Modern Opatija is a long, straggling resort which has lost much of its original fin-de-sicle character. The town's main attraction is the getalike Franza Josefa, a splendid tree-shaded promenade which runs along the rocky seafront all the way to the old fishing village of Volosko (2km to the north) and the sedate resort of Lovran (6km to the south), and offering a far better way of exploring the town than the rather tatty and traffic-choked main street, Marsala Tita. Squeezed between the promenade and Marsala Tita, about 500m northeast of the bus station, lie the flowerbeds and lovingly clipped shrubs of the Park Angiolina, surrounding Scarpa's original Villa Angiolina and boasting rows of exotic palms. On the western edge of the park is the oldest and grandest of Opatija's hotels, the Kvarner, whose facade, complete with trumpet-blowing cherubs and bare-chested Titans, looks more like a provincial opera house than a hotel. Opatija's beach – a cemented-over lido opposite the bus station – is the biggest let-down in the Adriatic; it's better to walk 3km south to the gravelly beach at Ičići, or catch a bus to Medveja, where there's a much bigger, shingly affair.
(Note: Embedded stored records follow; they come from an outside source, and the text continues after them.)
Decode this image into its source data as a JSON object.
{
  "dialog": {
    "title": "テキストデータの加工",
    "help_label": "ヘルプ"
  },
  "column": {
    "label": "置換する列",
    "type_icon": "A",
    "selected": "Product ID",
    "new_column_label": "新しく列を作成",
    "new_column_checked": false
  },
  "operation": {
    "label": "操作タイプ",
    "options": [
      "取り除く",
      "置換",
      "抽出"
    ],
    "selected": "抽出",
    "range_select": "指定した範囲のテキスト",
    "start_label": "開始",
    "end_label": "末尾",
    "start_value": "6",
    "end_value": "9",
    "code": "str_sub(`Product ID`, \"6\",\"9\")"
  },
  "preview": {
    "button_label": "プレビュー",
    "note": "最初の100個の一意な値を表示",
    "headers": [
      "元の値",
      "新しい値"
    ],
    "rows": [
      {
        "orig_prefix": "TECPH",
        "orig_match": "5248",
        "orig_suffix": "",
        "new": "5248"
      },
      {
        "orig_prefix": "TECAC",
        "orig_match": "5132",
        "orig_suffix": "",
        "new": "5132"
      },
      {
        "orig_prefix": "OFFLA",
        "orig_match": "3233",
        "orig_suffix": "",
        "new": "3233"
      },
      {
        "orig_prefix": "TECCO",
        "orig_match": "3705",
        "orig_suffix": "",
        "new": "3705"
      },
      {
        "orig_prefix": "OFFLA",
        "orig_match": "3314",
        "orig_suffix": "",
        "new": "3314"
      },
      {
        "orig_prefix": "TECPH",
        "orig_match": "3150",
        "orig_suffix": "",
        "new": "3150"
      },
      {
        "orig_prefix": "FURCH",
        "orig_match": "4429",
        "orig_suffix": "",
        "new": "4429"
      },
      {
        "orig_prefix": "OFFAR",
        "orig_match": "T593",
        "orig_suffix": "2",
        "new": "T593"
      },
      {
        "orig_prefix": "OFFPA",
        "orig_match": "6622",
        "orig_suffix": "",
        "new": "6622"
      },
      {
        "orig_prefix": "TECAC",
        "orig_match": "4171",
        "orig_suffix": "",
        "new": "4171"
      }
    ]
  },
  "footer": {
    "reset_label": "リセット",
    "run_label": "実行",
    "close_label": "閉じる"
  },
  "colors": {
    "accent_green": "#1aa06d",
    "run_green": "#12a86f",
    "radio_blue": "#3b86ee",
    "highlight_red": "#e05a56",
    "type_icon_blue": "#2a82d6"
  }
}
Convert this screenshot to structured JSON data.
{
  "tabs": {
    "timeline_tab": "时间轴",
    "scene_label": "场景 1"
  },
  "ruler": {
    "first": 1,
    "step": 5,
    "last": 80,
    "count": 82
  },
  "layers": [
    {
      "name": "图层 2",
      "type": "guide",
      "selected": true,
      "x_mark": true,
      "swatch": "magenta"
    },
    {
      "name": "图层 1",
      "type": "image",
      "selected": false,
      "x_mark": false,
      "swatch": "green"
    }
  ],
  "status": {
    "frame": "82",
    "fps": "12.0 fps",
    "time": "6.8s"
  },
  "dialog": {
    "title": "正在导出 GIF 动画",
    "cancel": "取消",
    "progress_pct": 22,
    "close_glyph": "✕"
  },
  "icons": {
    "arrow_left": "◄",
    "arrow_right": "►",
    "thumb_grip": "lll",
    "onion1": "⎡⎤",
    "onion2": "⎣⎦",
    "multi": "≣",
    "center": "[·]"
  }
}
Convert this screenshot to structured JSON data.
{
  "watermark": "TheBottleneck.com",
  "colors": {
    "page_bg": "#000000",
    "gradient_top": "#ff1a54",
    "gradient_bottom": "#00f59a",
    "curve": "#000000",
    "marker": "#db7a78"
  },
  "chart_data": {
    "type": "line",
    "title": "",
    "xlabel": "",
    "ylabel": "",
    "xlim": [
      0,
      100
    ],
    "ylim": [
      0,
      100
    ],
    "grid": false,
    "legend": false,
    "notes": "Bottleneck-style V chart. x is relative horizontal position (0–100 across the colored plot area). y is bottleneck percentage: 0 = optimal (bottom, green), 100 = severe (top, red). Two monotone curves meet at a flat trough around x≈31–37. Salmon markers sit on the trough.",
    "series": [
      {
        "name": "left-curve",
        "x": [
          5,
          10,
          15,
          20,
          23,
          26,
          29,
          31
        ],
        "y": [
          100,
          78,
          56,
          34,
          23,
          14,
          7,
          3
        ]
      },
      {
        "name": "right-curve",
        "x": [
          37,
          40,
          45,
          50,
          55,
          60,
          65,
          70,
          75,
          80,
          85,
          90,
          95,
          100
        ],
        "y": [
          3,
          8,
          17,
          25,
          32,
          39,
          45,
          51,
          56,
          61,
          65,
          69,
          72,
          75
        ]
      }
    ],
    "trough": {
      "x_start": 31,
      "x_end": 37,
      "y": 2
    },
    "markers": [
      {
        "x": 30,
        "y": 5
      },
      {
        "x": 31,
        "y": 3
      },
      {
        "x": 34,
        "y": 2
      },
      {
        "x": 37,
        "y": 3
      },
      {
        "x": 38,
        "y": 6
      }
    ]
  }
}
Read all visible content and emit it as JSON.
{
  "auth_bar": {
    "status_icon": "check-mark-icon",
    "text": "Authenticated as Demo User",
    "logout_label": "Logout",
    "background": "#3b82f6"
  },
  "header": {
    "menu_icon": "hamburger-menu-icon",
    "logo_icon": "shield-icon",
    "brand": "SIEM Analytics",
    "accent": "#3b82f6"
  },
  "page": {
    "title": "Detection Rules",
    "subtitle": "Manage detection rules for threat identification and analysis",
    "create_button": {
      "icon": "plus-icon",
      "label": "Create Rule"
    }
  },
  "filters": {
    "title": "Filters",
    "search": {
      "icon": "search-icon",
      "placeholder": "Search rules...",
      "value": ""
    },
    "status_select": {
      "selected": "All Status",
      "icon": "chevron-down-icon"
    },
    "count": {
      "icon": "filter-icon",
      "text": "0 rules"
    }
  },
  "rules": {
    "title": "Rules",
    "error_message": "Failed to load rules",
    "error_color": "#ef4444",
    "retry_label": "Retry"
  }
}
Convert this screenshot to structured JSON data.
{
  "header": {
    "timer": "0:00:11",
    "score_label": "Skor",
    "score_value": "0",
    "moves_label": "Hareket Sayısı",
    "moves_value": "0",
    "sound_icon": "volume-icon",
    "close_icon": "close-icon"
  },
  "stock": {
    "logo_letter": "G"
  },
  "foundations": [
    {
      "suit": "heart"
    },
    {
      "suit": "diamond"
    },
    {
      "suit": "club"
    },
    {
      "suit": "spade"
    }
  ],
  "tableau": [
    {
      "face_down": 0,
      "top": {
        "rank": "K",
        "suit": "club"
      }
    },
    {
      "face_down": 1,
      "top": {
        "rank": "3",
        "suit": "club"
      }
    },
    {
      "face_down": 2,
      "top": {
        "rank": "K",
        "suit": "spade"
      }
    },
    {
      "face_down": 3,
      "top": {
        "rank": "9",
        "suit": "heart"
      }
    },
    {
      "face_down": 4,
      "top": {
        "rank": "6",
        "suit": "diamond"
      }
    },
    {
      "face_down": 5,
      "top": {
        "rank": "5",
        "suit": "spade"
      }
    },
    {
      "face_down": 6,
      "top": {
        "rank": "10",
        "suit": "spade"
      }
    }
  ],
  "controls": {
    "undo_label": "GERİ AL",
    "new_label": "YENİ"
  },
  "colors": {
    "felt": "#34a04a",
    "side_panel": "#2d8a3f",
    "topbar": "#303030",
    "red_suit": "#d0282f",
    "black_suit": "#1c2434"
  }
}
Offering a complete contrast to Opatija are the steep, narrow alleyways and shuttered houses of Volosko, once a separate village but now swallowed up by Opatija's suburban sprawl, an easy twenty minutes' walk along the coastal promenade. Again, specific attractions are thin on the ground, but it's an atmospheric place for a short wander, with its whitewashed buildings arranged into a kasbah-like maze of streets, and a small fishing fleet in its tiny mandrac (inner port).